The lords of the lens
By Mark Dearn and Terry Kirby
Although praised by art critics for his formal composition and design, Mapplethorpe, born in New York to British-Irish parents, created enormous controversy for his stark, homoerotic photographs and often highly sexual and stylised S&M images. Although he took exquisite photographs of flowers and still life he is most remembered for the sexual content of his photographs, such as the one with a bullwhip inserted in his anus. He also took many portraits of rock stars, including Patti Smith and Deborah Harry, as well as celebrities such as Andy Warhol. He died from Aids in 1989, aged 42.
Diane Arbus specialised in people on the margins of society, confessing that she experienced "terrific excitement" when snapping "freaks". her subjects included albino sword-swallowers, Jewish giants, hermaphrodites, twins and transvestites, and her work appeared in magazines in The Sunday Times, and in Esquire and Harper's Bazaar. She was the first photographer to be shown at the Venice Biennale. Arbus committed suicide in Greenwich Village, in 1971. She was 48. This year, her life will be revealed in the biographical film Fur, in which she is played by Nicole Kidman.
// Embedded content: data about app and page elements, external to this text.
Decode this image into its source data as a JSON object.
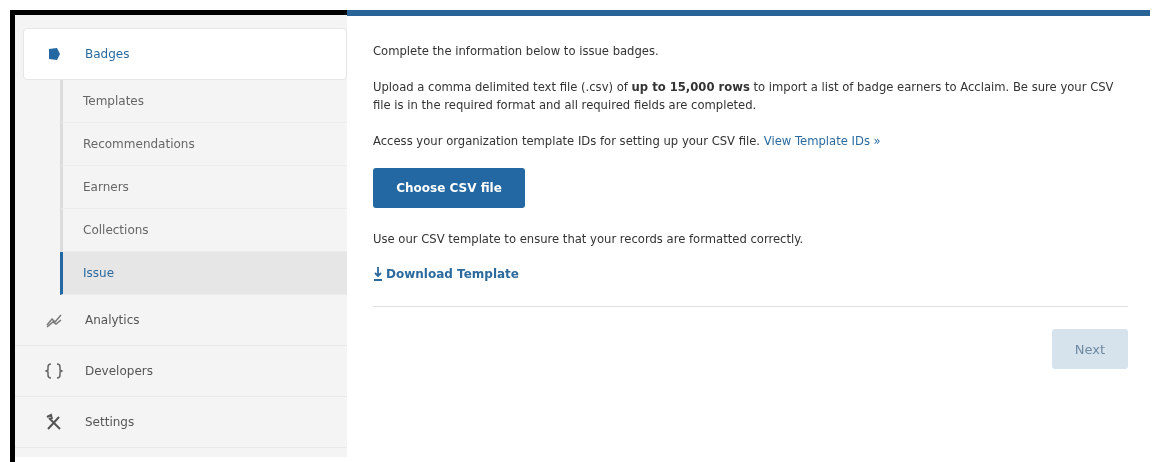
{
  "sidebar": {
    "items": [
      {
        "kind": "badge",
        "label": "Badges",
        "selected": true,
        "children": [
          {
            "label": "Templates",
            "selected": false
          },
          {
            "label": "Recommendations",
            "selected": false
          },
          {
            "label": "Earners",
            "selected": false
          },
          {
            "label": "Collections",
            "selected": false
          },
          {
            "label": "Issue",
            "selected": true
          }
        ]
      },
      {
        "kind": "analytics",
        "label": "Analytics",
        "selected": false
      },
      {
        "kind": "developers",
        "label": "Developers",
        "selected": false
      },
      {
        "kind": "settings",
        "label": "Settings",
        "selected": false
      }
    ]
  },
  "content": {
    "intro": "Complete the information below to issue badges.",
    "upload_text": "Upload a comma delimited text file (.csv) of **up to 15,000 rows** to import a list of badge earners to Acclaim. Be sure your CSV file is in the required format and all required fields are completed.",
    "access_text": "Access your organization template IDs for setting up your CSV file.",
    "access_link": "View Template IDs »",
    "choose_button": "Choose CSV file",
    "template_text": "Use our CSV template to ensure that your records are formatted correctly.",
    "download_link": "Download Template",
    "next_button": {
      "label": "Next",
      "disabled": true
    }
  }
}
Although not a household name, Steichen, born in Luxembourg, in 1879, is considered a pioneer of photography as art, with his work commanding high prices at auction. A painter before taking an interest in photography, he became an American citizen after his family moved to the United States. During The First World, he headed the photographic division of the American Expeditionary Forces, later becoming a fashion photographer for Vanity Fair and Vogue. As director of photography at the Museum of Modern Art, New York, he created "The Family of Man" in 1955, a vast exhibition of more than 500 photos that depicted life, love and death in 68 countries. He died in 1973.
Avedon, another American photographer from a Jewish background, started in the 1940s, taking identification pictures for seaman but, by the end of the 1950s, Hollywood had fictionalised his early life in the Fred Astaire-led film, Funny Face. A major chronicler of the 1960s and 1970s, Avedon worked for Harper's Bazaar and Vogue, and, in 1992, became the first staff photographer employed by The New Yorker. Although most well known for his fashion pictures and portraiture of pop and film stars - including the famous psychedelic images of the Beatles in 1967 - Avedon later branched out by taking pictures of Vietnam war protesters, the civil rights movement and patients of mental hospitals. He died in September 2004, aged 81, while photographing the US presidential election for The New Yorker.Reuse content